Preppy offered our guest room to a coworker in town from Miami, meaning there’s even more conversations than usual around our house involving phrases like “loss prevention” and “opportunities.”
“Opportunities” in particular is a major buzz word at his company. It’s a euphemism for “total fail,” but they’re savvy enough not to say that. But I’ve been with my husband long enough to translate what he means when he says there’s “opportunities” in our kitchen sink.
I’ve been spending my evenings playing Auntie Mame, which also sounds like a euphemism, but is in this case literally what I’m up to. As proud as I am of my career, I do hate it when I’m dressed like a lady the first time I meet one of his coworkers. But some things just cannot be helped.
When I finally joined Preppy and his coworker for dinner on my night off, she asked how we met, and we told that story — we’re both from Mississippi, met in Atlanta, a flat tire was a major plot point. When our guest expressed surprise that we didn’t meet back home, we got to tell the story of how we didn’t meet, which frankly is so much better.
It all went down the first time our extended families got together for one of my plays, and I was at the Best Western trying to prep my mother-in-law for what we lovingly call “The Mississippi Hootenanny,” a mix of about 30 relatives who caravan whenever I have an opening night and take over a moderately priced hotel. Preppy and I grew up about two hours away from each other in Mississippi, so we were naming everybody off to see if his Mama knew any of ‘em.
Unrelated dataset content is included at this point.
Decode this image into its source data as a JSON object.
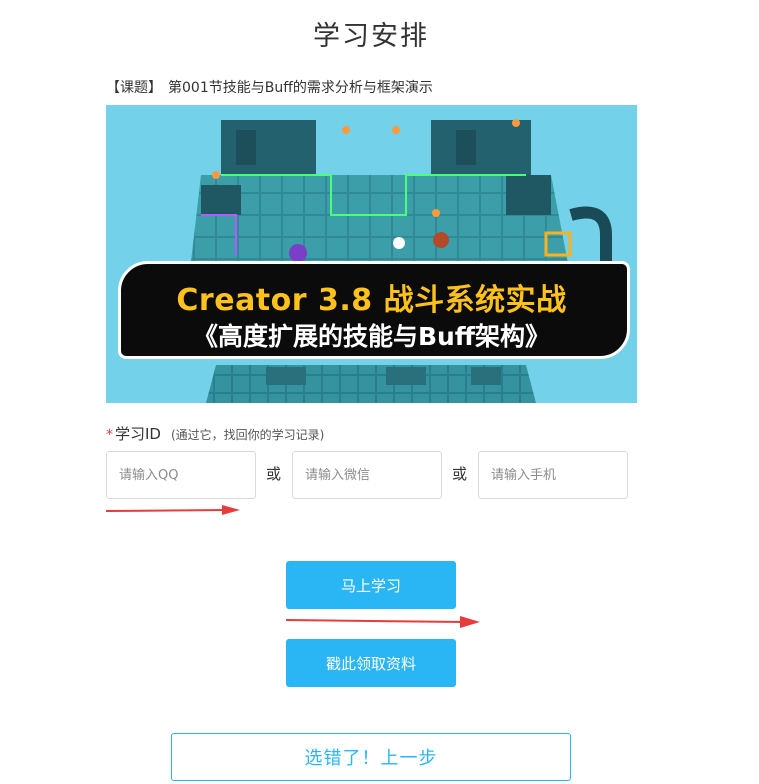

“My Aunt Ellen is the only other actor in the family. She did plays in high school, always played the maid,” I told her. “One of my cousins told me she was in blackface, but she denies it. And my Aunt Grace, she’s married to my Uncle Big Bub.”
“Father of Little Bub,” Preppy clarified. “Big Bub’s real name is Roger. They used to live in Vicksburg, you and Dad might have known them. Roger and Grace Patterson?”
My mother-in-law’s face turned gray. She stood, turned toward the door, then turned back.
“Mom,” said Preppy. “What’s wrong?”
“Roger and Grace Patterson are your aunt and uncle?”
“Oh God,” I said. “Did Uncle Big Bub sue you? He likes to sue people. I’m so sorry. My family has weird hobbies.”
“No, no… They were divorced at one time, yes?”
I nodded. It was back in the early ‘90s. Aunt Grace got a little house, which I was allowed to visit once. She made Frito Pie, which I think proves she was keeping herself together pretty well. People in total crisis don’t make Frito Pie. They go to Sonic or something. About two years later, she and Uncle Big Bub remarried, and now we refer to this entire episode as “Aunt Grace’s Vacation.”
“Son, you remember when your Daddy and I were separated for a bit. I dated that nice man who had the pool and the catfish pond? That was … Topher’s uncle.”
I was sworn to secrecy, so I only told my mother and sister, who then proceeded to tell the rest of the family, but that’s totally not my fault. It has become one of our favorite stories. Preppy and his mother are mortified by this, but I can’t help it if my family has opportunities when it comes to discretion.
It just serves to prove that our happiness is so ridiculously dependent upon timing. Little things like a flat tire, or arriving at a party at just the right moment. And sometimes bigger stuff: Had that brief courtship not ended with Preppy’s parents reconciling and my aunt and uncle remarrying, things could have been quite different. My husband would instead be my cousin.
And if that ain’t the most perfect damn love story for two Mississippi sissies, I simply cannot imagine what is.
Topher Payne is an Atlanta-based playwright, and the author of the book “Necessary Luxuries: Notes on a Semi-Fabulous Life.” Find out more at topherpayne.com.